Skills Activity: Review the main concepts from the lesson. Give students back their portraits of an adult. Have them take the information from the lesson and add to or take away from the original “portrait” they made of a “grown up”. Have a sheet where you can capture the characteristics the class agrees are necessary for someone to be a “grown-up”. The list may still be a mix of secular and spiritual qualities. See if students can find scriptures to support some of the things that may appear secular at first glance. For example, they may site Matthew 25:20-21 as an example for being good stewards of their money/having a budget or 2 Thessalonians 3:10 for having a job that pays your bills.
The goal is not complete agreement of what makes an adult in God’s eyes except for things like becoming a Christian. What you want them to begin to understand is that becoming an adult is going to take effort on their part and it is about more than a diploma or being “legal” in the eyes of the law. If at all possible, spend some time talking about which of the things listed on their final portrait they think they have already mastered and which they still need to achieve. Discuss the various ways they can begin working to achieve the “missing pieces” of their adulthood.

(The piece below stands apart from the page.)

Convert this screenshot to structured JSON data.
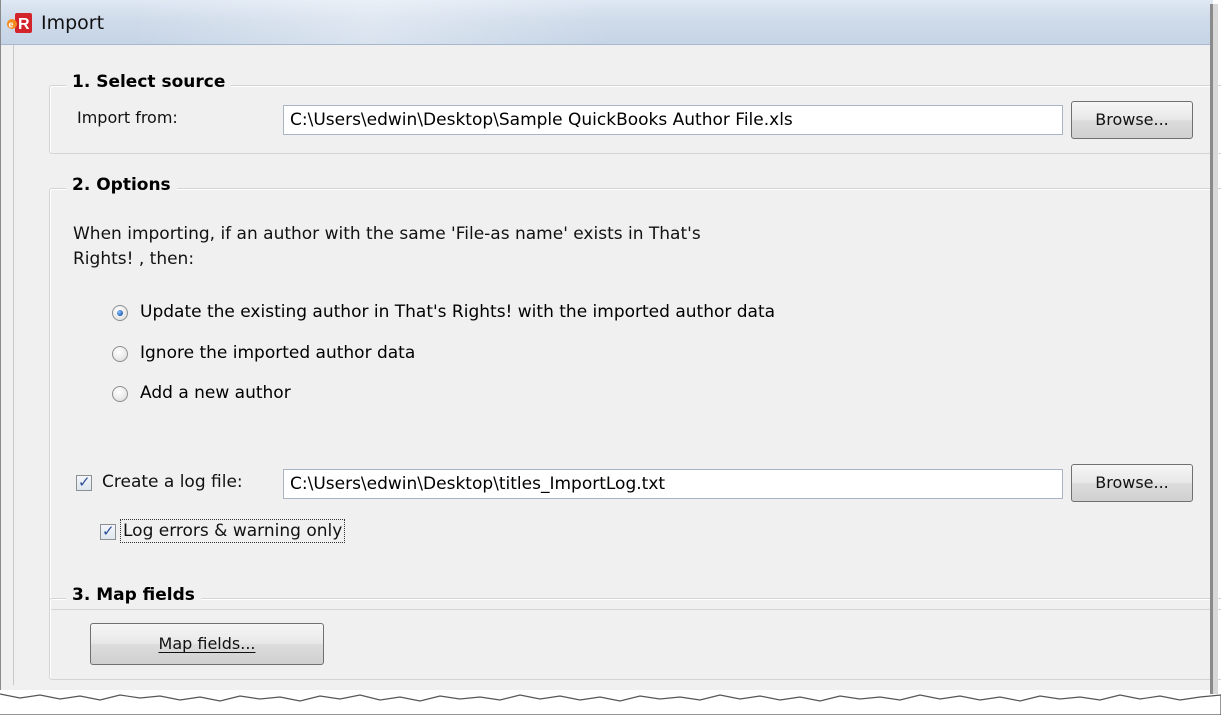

Application Challenge: Identify at least one area in which you still need to grow to become an “adult” in God’s eyes. Think of ways you can begin growing in that area. Make a plan to begin doing those things that will help you grow.